At the beginning of the 20th century, under the influence of nonconformist politicians such as David Lloyd-George, an act of parliament was passed to separate the Anglican Church in Wales from the Church of England. In 1920 the Church in Wales was disestablished. This meant that, unlike in England, Wales no longer had a state Church.
The Church in Wales is as a result fully independent of both the state and the Church of England. The Church in Wales recognises the Archbishop of Canterbury as the honorary spiritual leader of the worldwide Anglican community, although the Archbishop of Canterbury has no formal power over the Church in Wales.
Prior to the creation of the Church in Wales, there were four Anglican dioceses in Wales, each led by its own bishop:
In 1920, two more dioceses were created:
Swansea and Brecon was created from the Eastern part of St David's diocese, largely corresponding to the City & County of Swansea and the former counties of Breconshire and Radnorshire.
The leader of the Church in Wales is the Archbishop of Wales who is elected from the six diocesan bishops and continues as a diocesan bishop after his election.

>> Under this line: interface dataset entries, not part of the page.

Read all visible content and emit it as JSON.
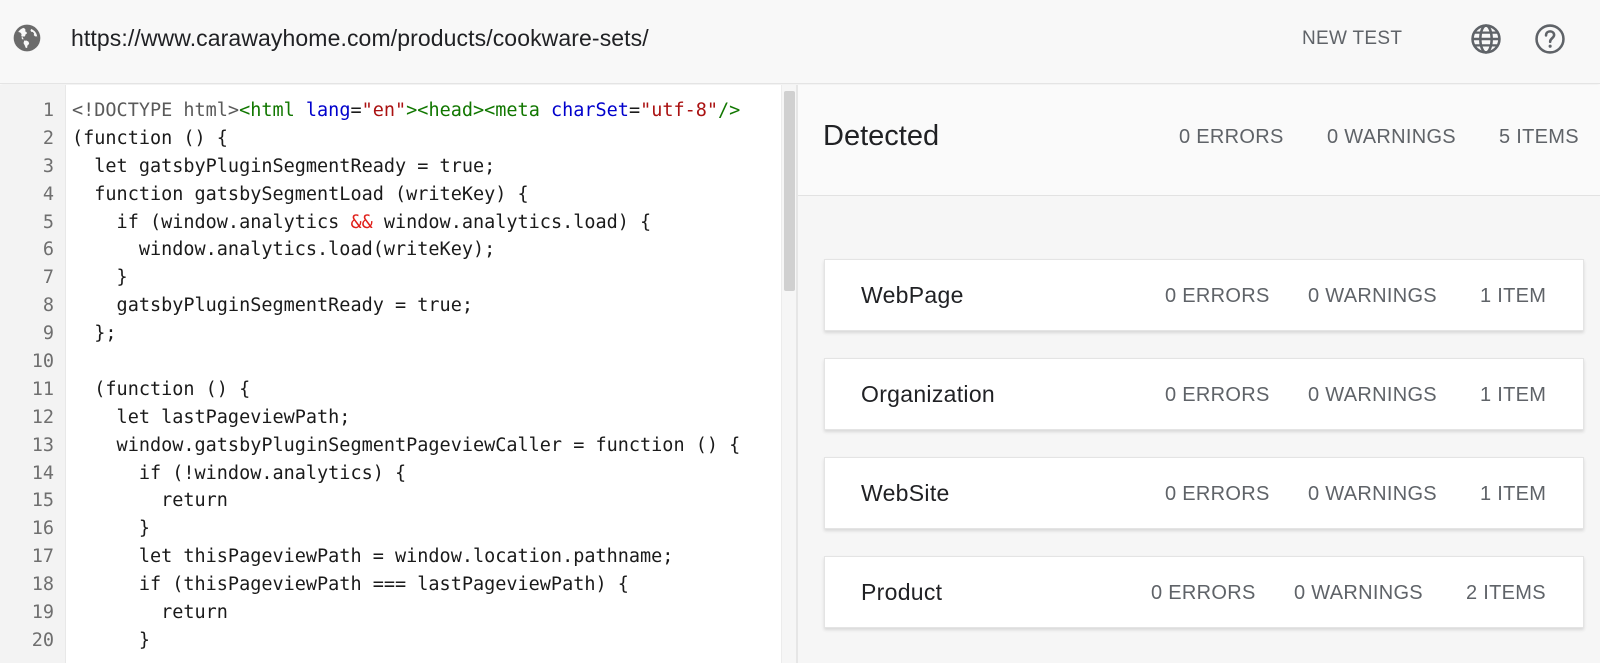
{
  "topbar": {
    "url": "https://www.carawayhome.com/products/cookware-sets/",
    "new_test_label": "NEW TEST",
    "icons": {
      "left": "globe-icon",
      "language": "language-icon",
      "help": "help-icon"
    }
  },
  "code": {
    "lines": [
      {
        "n": "1",
        "tokens": [
          {
            "t": "<!DOCTYPE html>",
            "c": "gray"
          },
          {
            "t": "<html ",
            "c": "tag"
          },
          {
            "t": "lang",
            "c": "attr"
          },
          {
            "t": "=",
            "c": "plain"
          },
          {
            "t": "\"en\"",
            "c": "str"
          },
          {
            "t": "><head><meta ",
            "c": "tag"
          },
          {
            "t": "charSet",
            "c": "attr"
          },
          {
            "t": "=",
            "c": "plain"
          },
          {
            "t": "\"utf-8\"",
            "c": "str"
          },
          {
            "t": "/>",
            "c": "tag"
          }
        ]
      },
      {
        "n": "2",
        "tokens": [
          {
            "t": "(function () {",
            "c": "plain"
          }
        ]
      },
      {
        "n": "3",
        "tokens": [
          {
            "t": "  let gatsbyPluginSegmentReady = true;",
            "c": "plain"
          }
        ]
      },
      {
        "n": "4",
        "tokens": [
          {
            "t": "  function gatsbySegmentLoad (writeKey) {",
            "c": "plain"
          }
        ]
      },
      {
        "n": "5",
        "tokens": [
          {
            "t": "    if (window.analytics ",
            "c": "plain"
          },
          {
            "t": "&&",
            "c": "op"
          },
          {
            "t": " window.analytics.load) {",
            "c": "plain"
          }
        ]
      },
      {
        "n": "6",
        "tokens": [
          {
            "t": "      window.analytics.load(writeKey);",
            "c": "plain"
          }
        ]
      },
      {
        "n": "7",
        "tokens": [
          {
            "t": "    }",
            "c": "plain"
          }
        ]
      },
      {
        "n": "8",
        "tokens": [
          {
            "t": "    gatsbyPluginSegmentReady = true;",
            "c": "plain"
          }
        ]
      },
      {
        "n": "9",
        "tokens": [
          {
            "t": "  };",
            "c": "plain"
          }
        ]
      },
      {
        "n": "10",
        "tokens": [
          {
            "t": "",
            "c": "plain"
          }
        ]
      },
      {
        "n": "11",
        "tokens": [
          {
            "t": "  (function () {",
            "c": "plain"
          }
        ]
      },
      {
        "n": "12",
        "tokens": [
          {
            "t": "    let lastPageviewPath;",
            "c": "plain"
          }
        ]
      },
      {
        "n": "13",
        "tokens": [
          {
            "t": "    window.gatsbyPluginSegmentPageviewCaller = function () {",
            "c": "plain"
          }
        ]
      },
      {
        "n": "14",
        "tokens": [
          {
            "t": "      if (!window.analytics) {",
            "c": "plain"
          }
        ]
      },
      {
        "n": "15",
        "tokens": [
          {
            "t": "        return",
            "c": "plain"
          }
        ]
      },
      {
        "n": "16",
        "tokens": [
          {
            "t": "      }",
            "c": "plain"
          }
        ]
      },
      {
        "n": "17",
        "tokens": [
          {
            "t": "      let thisPageviewPath = window.location.pathname;",
            "c": "plain"
          }
        ]
      },
      {
        "n": "18",
        "tokens": [
          {
            "t": "      if (thisPageviewPath === lastPageviewPath) {",
            "c": "plain"
          }
        ]
      },
      {
        "n": "19",
        "tokens": [
          {
            "t": "        return",
            "c": "plain"
          }
        ]
      },
      {
        "n": "20",
        "tokens": [
          {
            "t": "      }",
            "c": "plain"
          }
        ]
      }
    ]
  },
  "results": {
    "title": "Detected",
    "summary": {
      "errors": "0 ERRORS",
      "warnings": "0 WARNINGS",
      "items": "5 ITEMS"
    },
    "cards": [
      {
        "name": "WebPage",
        "errors": "0 ERRORS",
        "warnings": "0 WARNINGS",
        "items": "1 ITEM"
      },
      {
        "name": "Organization",
        "errors": "0 ERRORS",
        "warnings": "0 WARNINGS",
        "items": "1 ITEM"
      },
      {
        "name": "WebSite",
        "errors": "0 ERRORS",
        "warnings": "0 WARNINGS",
        "items": "1 ITEM"
      },
      {
        "name": "Product",
        "errors": "0 ERRORS",
        "warnings": "0 WARNINGS",
        "items": "2 ITEMS"
      }
    ]
  },
  "colors": {
    "code_tag": "#117700",
    "code_attr": "#0000cc",
    "code_string": "#aa1111",
    "code_operator": "#e0201a",
    "muted_text": "#5f6368"
  }
}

Currently the Church in Wales does not consecrate women as bishops, however there are now many women priests and deacons in active ministry in the Church.
Provincial Assistant Bishop
In 1996, the Church in Wales approved the Ordination of Women, and a seventh bishop was appointed (the Provincial Assistant Bishop) to provide pastoral care for those who could not in good conscience accept the ordination of women.
The current Archbishop of Canterbury (The Most Reverend Dr Rowan Williams) is the first Welsh Bishop since the Reformation to be the Archbishop of Canterbury. He was elected Bishop of Monmouth in 1991 and then elected Archbishop of Wales in 1999. He was selected by the Crown Appointments Commission to be Archbishop of Canterbury in July 2002. He was succeeded as Bishop of Monmouth by the former Bishop of Reading, the Right Revd Dr Dominic Walker, and was succeeded as Archbishop of Wales by the Bishop of Llandaf, the Right Revd Dr Barry Morgan.
The Representative Body is responsible for the care of the Church's property and the Governing Body functions as a kind of Parliament for the Church.
While the Church of England has a broad spread of Christian traditions, the Church in Wales as a whole tends to be predominantly High Church, that is to say that many of the traditions inherited from the Roman Catholic church tend to get the most emphasis. This is perhaps a reaction against the Protestant traditions which dominate Welsh Christianity as a whole. Indeed, Anglo-Catholicism (the Anglican tradition most inclined towards Catholicism) is particularly strong among parishes in industrial South Wales. However there are also many thriving Evangelical parishes within the Church in Wales.
While the Church in Wales as a whole has tended to lag behind the Church of England in accepting developments such as the Ordination of Women, the Church in Wales does not seem to have suffered very much from the rifts and partisan disputes that have affected the Church of England in recent years.